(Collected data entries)
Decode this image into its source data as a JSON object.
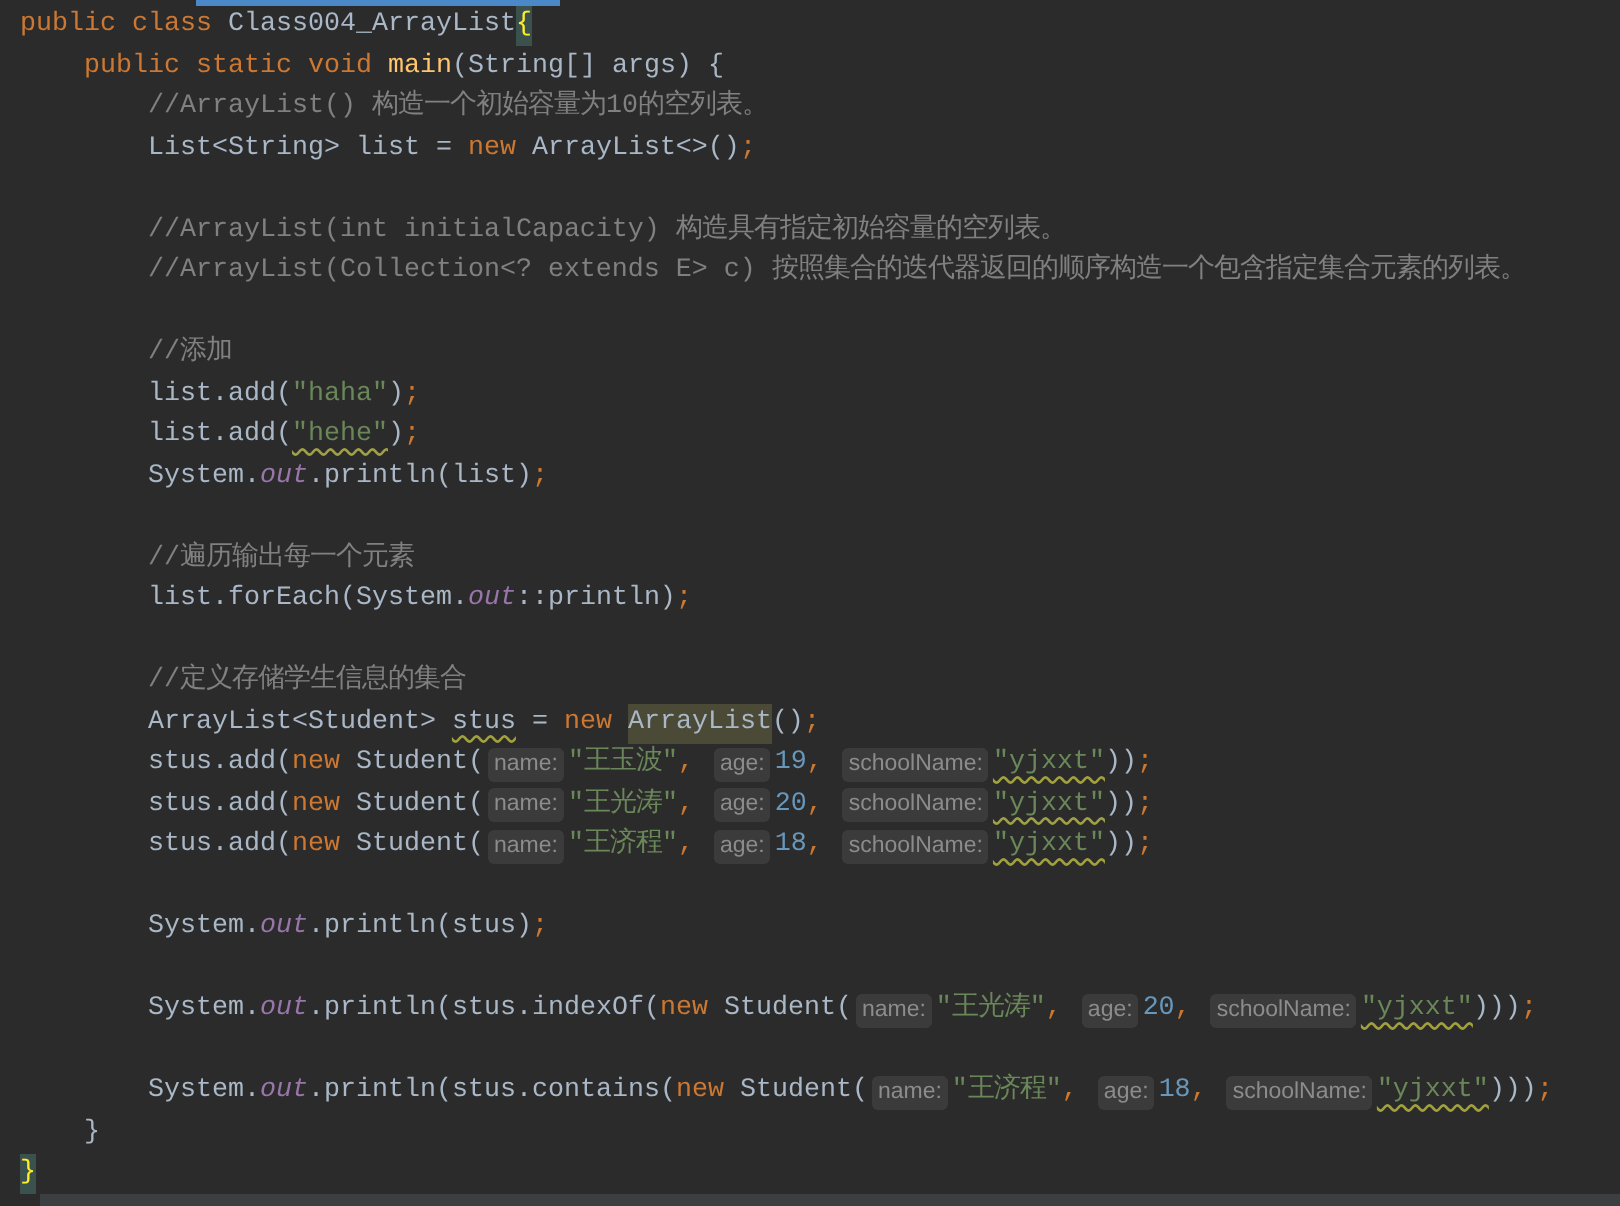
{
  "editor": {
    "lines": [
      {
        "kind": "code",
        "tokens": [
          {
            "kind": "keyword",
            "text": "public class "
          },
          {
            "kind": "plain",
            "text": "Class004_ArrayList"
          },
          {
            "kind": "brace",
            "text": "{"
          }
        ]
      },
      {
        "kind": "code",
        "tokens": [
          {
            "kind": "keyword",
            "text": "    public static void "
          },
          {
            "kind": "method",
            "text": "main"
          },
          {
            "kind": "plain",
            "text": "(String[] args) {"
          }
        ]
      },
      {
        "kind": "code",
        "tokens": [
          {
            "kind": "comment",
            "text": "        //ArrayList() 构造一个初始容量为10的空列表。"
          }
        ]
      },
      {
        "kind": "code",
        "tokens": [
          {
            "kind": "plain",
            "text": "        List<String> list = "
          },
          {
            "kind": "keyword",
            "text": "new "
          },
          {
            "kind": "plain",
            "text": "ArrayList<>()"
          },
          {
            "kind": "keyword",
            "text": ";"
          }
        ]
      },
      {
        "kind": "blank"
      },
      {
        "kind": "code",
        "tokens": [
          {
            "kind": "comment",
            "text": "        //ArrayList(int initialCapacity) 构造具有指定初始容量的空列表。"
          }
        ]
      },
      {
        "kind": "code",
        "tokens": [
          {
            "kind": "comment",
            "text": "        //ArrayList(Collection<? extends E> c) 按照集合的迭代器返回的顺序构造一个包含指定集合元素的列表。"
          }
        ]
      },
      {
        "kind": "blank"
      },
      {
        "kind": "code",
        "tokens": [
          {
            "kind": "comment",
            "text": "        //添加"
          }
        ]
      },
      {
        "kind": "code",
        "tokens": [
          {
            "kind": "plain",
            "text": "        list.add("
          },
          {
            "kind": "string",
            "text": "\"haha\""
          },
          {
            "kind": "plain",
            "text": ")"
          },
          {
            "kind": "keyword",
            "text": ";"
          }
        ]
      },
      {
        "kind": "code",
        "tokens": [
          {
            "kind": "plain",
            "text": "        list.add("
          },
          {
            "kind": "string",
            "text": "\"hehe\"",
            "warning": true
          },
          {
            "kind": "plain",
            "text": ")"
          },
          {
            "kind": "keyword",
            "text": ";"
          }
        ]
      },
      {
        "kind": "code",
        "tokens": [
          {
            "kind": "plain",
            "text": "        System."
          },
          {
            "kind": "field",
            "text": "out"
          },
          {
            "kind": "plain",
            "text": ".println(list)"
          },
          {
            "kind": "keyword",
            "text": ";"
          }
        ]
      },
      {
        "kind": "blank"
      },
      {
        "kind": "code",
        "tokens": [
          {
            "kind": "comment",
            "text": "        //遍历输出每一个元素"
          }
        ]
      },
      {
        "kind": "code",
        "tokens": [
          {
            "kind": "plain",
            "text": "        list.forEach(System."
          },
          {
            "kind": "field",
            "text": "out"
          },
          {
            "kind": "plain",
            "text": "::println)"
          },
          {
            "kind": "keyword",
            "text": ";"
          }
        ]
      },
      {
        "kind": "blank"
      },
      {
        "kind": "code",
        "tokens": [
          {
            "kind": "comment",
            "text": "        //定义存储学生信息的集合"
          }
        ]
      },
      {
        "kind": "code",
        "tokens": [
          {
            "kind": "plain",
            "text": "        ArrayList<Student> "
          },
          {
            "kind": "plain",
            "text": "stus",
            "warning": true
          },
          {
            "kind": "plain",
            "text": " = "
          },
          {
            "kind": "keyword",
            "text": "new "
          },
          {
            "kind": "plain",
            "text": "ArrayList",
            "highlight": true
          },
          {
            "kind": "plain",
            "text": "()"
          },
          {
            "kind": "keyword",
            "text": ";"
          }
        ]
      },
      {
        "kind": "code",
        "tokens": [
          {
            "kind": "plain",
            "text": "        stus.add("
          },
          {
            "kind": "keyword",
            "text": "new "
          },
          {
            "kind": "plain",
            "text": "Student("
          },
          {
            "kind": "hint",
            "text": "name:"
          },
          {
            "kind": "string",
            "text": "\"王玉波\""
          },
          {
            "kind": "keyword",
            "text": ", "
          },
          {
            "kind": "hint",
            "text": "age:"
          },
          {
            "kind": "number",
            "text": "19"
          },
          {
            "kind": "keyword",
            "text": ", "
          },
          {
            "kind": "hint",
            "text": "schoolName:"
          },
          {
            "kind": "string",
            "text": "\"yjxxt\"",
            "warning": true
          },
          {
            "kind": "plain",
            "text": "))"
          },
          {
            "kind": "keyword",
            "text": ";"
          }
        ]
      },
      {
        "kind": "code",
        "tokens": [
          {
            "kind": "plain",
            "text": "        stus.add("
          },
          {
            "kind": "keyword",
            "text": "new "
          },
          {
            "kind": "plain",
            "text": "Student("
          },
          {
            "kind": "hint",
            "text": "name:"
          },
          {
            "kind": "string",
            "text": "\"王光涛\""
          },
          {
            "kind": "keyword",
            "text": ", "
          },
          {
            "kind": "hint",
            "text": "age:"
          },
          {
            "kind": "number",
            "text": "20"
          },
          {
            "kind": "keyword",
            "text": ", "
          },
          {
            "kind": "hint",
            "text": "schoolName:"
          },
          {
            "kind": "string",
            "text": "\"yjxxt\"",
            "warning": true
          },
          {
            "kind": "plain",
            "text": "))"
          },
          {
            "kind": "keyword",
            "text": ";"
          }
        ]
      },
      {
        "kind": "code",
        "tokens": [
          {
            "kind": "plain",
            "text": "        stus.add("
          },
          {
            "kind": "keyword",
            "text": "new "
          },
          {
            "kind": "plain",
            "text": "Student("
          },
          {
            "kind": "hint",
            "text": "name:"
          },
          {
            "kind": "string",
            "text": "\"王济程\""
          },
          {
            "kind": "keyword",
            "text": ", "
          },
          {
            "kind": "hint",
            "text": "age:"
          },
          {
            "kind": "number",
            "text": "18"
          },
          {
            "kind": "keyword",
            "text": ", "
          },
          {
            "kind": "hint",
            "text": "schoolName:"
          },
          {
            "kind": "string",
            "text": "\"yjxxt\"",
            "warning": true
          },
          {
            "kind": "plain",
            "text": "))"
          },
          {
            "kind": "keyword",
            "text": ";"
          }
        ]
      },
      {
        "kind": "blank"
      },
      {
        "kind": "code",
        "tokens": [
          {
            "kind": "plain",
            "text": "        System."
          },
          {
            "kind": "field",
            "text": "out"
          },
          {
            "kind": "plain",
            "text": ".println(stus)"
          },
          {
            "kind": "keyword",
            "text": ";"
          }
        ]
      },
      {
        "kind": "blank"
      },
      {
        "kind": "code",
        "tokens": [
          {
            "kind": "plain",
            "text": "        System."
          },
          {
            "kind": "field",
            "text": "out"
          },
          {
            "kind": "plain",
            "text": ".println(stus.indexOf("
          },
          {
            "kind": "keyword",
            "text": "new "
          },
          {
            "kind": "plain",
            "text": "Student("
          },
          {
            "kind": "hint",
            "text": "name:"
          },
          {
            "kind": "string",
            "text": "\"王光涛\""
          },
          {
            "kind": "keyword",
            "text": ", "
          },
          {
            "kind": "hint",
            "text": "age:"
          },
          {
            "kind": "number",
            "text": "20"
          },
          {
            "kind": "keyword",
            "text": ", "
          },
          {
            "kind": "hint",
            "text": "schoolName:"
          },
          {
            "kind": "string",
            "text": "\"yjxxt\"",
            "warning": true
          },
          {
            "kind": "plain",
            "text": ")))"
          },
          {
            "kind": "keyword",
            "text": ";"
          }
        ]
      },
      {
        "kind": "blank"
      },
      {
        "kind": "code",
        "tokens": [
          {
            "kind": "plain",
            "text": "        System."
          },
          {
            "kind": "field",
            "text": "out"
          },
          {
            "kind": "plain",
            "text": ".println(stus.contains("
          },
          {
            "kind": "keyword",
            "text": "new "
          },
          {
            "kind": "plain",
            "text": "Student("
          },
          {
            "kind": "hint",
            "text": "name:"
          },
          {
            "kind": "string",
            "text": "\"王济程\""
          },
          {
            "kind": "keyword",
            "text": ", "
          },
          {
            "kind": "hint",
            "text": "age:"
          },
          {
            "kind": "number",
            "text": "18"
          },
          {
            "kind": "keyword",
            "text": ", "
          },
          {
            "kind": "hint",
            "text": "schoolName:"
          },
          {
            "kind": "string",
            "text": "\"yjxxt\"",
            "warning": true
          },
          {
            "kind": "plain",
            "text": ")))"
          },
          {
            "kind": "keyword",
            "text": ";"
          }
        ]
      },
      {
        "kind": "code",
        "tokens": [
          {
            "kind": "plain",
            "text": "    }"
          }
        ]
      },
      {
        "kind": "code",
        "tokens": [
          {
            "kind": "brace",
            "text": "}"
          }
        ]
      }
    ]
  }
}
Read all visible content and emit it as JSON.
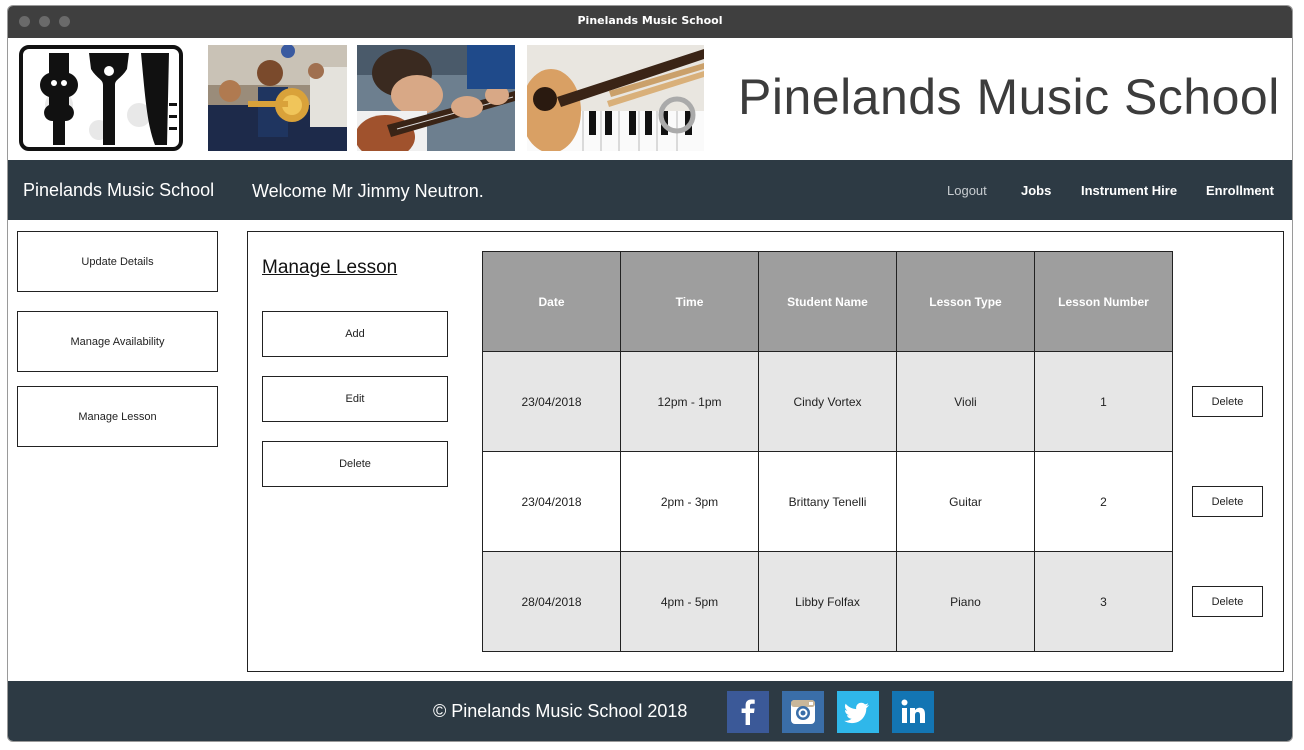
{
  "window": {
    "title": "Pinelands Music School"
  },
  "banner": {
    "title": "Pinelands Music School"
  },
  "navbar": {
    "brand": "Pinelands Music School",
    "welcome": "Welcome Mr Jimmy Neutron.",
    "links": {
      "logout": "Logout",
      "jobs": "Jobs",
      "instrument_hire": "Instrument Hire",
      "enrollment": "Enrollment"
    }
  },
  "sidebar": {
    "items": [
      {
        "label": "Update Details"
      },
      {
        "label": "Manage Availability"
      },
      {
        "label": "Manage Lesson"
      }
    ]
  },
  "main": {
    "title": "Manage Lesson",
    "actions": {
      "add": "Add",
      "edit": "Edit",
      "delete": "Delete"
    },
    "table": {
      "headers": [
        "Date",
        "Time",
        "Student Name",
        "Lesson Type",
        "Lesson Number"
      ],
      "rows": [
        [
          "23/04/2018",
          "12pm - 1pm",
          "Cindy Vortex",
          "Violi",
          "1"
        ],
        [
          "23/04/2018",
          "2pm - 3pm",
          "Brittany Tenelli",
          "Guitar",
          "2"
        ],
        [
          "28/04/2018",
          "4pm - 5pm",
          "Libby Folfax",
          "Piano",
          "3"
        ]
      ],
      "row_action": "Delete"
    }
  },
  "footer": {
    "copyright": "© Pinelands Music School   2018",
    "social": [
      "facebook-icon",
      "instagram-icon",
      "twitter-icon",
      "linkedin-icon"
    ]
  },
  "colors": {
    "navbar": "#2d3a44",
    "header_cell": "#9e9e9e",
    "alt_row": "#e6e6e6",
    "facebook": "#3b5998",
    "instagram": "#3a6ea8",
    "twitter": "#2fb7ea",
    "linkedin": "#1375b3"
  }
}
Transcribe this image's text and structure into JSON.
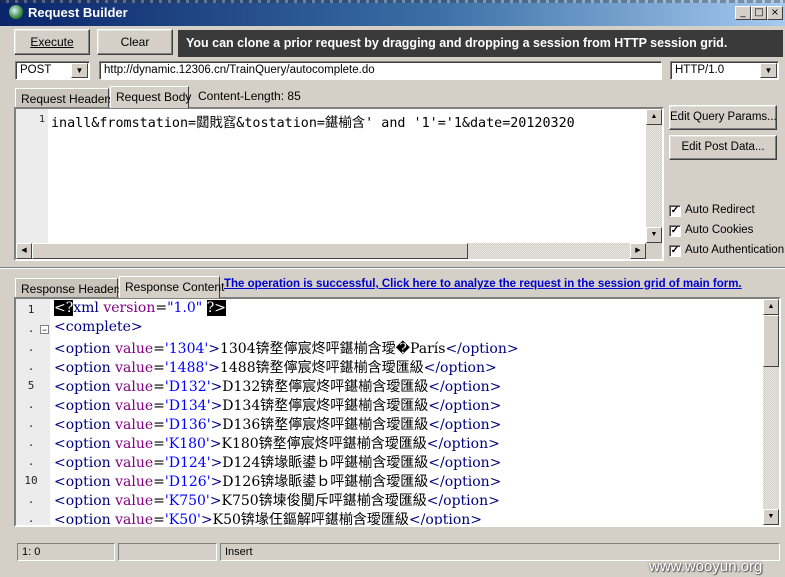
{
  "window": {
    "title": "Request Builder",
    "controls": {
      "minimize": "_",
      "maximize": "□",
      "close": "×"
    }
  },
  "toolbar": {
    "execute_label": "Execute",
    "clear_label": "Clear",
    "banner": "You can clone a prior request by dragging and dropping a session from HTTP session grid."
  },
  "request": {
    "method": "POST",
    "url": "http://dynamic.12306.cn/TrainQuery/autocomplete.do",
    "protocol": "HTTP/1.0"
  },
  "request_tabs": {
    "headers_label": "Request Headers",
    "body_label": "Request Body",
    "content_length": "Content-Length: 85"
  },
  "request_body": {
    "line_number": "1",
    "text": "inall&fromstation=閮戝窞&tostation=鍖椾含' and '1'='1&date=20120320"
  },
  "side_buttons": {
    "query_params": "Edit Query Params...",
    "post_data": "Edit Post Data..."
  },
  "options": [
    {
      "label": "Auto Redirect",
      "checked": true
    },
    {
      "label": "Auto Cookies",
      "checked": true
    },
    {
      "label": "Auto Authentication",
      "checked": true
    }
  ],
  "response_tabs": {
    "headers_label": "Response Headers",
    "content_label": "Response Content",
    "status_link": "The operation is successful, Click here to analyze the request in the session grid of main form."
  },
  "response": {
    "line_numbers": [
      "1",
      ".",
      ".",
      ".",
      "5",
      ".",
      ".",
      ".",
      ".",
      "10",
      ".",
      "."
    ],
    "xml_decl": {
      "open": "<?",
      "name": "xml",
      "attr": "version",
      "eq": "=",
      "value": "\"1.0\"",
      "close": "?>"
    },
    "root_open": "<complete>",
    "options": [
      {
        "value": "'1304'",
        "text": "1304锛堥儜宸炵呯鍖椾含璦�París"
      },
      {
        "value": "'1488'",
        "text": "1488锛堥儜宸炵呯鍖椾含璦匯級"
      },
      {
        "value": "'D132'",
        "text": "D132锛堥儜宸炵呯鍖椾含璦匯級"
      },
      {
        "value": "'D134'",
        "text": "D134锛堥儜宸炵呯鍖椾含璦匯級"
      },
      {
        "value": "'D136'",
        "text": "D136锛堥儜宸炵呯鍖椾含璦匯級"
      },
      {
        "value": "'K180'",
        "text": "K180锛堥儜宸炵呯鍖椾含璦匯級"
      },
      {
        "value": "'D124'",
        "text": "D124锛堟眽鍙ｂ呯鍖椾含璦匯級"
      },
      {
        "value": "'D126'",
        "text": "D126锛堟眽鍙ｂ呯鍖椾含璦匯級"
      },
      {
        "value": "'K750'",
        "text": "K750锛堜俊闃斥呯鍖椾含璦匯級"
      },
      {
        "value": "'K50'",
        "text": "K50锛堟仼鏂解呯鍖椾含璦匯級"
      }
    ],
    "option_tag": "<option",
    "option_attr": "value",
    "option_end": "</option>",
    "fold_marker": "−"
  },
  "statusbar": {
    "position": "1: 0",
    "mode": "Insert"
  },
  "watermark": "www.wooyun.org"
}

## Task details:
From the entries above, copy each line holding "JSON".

## Response:
Decode this image into its source data as a JSON object.
Read all visible content and emit it as JSON.
Transcribe this image's text and structure into JSON.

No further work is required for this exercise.